"Where do you get ideas?"
"What provides you with inspiration?"
"Hasn't every story already been told?"
Regardless of how the questions come, people want to know how to create something out of nothing. While every writer is different, they are all observers. They all ask, "What if?" However, this thin air creationism is not limited to writers. Women are almost universally novelists. Ask a woman why it's so troubling when her husband doesn't call if he's going to be late and, if she's honest, she will tell you a story. A long, drawn out story that extends with every minute that passes. Fifteen minutes equals an accident. Thirty minutes means a fatal accident. Forty-five minutes means planning a funeral and trying to decide how you are going to survive on life-insurance and one income. After an hour, you are figuring out how to move on.
At which point your husband shows up and can't understand why you are so upset.
Novelists do the same thing. We simply take one small idea and blow it out of proportion. Way out of proportion. It would be nice if we could limit this "mountain out of a mole-hill" ability to fiction, but it doesn't seem to work that way. The nice thing is my husband now fully understands why it's important to call me if he's going to be late.
Until next time,
I play the "what if" game all the time and have lots of ideas. My problem is actually sitting down to write it all out. That's what amazes me about authors - that they actually turn all those what ifs into a written story.ReplyDelete

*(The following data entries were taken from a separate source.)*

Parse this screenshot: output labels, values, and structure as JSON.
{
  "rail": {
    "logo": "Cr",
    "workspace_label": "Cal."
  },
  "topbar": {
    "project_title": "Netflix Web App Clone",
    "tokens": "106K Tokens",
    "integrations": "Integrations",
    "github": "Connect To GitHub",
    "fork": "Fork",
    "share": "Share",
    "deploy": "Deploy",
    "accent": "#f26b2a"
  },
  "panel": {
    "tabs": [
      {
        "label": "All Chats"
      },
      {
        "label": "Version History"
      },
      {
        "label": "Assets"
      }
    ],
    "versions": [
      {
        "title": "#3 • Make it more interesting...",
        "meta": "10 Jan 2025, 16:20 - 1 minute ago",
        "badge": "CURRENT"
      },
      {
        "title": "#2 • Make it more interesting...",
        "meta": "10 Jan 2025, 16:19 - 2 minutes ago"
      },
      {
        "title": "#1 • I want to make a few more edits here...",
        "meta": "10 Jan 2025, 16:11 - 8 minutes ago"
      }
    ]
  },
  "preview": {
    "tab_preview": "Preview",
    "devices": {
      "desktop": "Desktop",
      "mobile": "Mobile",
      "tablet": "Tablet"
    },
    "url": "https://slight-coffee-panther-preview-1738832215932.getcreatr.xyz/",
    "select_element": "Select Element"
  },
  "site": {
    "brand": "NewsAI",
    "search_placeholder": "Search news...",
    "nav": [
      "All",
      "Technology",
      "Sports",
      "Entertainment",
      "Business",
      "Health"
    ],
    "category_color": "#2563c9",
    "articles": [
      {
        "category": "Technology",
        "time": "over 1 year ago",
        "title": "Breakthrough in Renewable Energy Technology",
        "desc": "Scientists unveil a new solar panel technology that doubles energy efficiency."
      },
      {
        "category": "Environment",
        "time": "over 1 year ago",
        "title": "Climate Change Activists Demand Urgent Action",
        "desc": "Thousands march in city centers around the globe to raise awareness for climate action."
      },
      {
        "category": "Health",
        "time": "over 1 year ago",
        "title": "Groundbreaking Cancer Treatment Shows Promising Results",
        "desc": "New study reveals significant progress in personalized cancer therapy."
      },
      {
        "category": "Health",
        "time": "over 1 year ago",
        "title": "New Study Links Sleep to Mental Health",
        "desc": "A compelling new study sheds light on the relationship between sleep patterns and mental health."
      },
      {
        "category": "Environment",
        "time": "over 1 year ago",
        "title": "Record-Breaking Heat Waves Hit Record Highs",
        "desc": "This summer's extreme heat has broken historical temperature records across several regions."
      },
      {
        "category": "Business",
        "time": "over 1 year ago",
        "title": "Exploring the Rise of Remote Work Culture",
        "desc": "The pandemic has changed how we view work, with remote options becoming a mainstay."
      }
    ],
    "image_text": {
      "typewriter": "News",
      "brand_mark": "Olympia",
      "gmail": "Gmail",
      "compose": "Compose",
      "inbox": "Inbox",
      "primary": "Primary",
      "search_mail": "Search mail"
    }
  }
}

I've kept journals of ideas for years. It's fun to pull them out now (many of them hand-written because there weren't personal computers back when I started writing them down) to see if any of those "what if" starters are still usable. I didn't think I'd ever actually get published; I was writing them down because some of the ideas wouldn't let me sleep until I did.Delete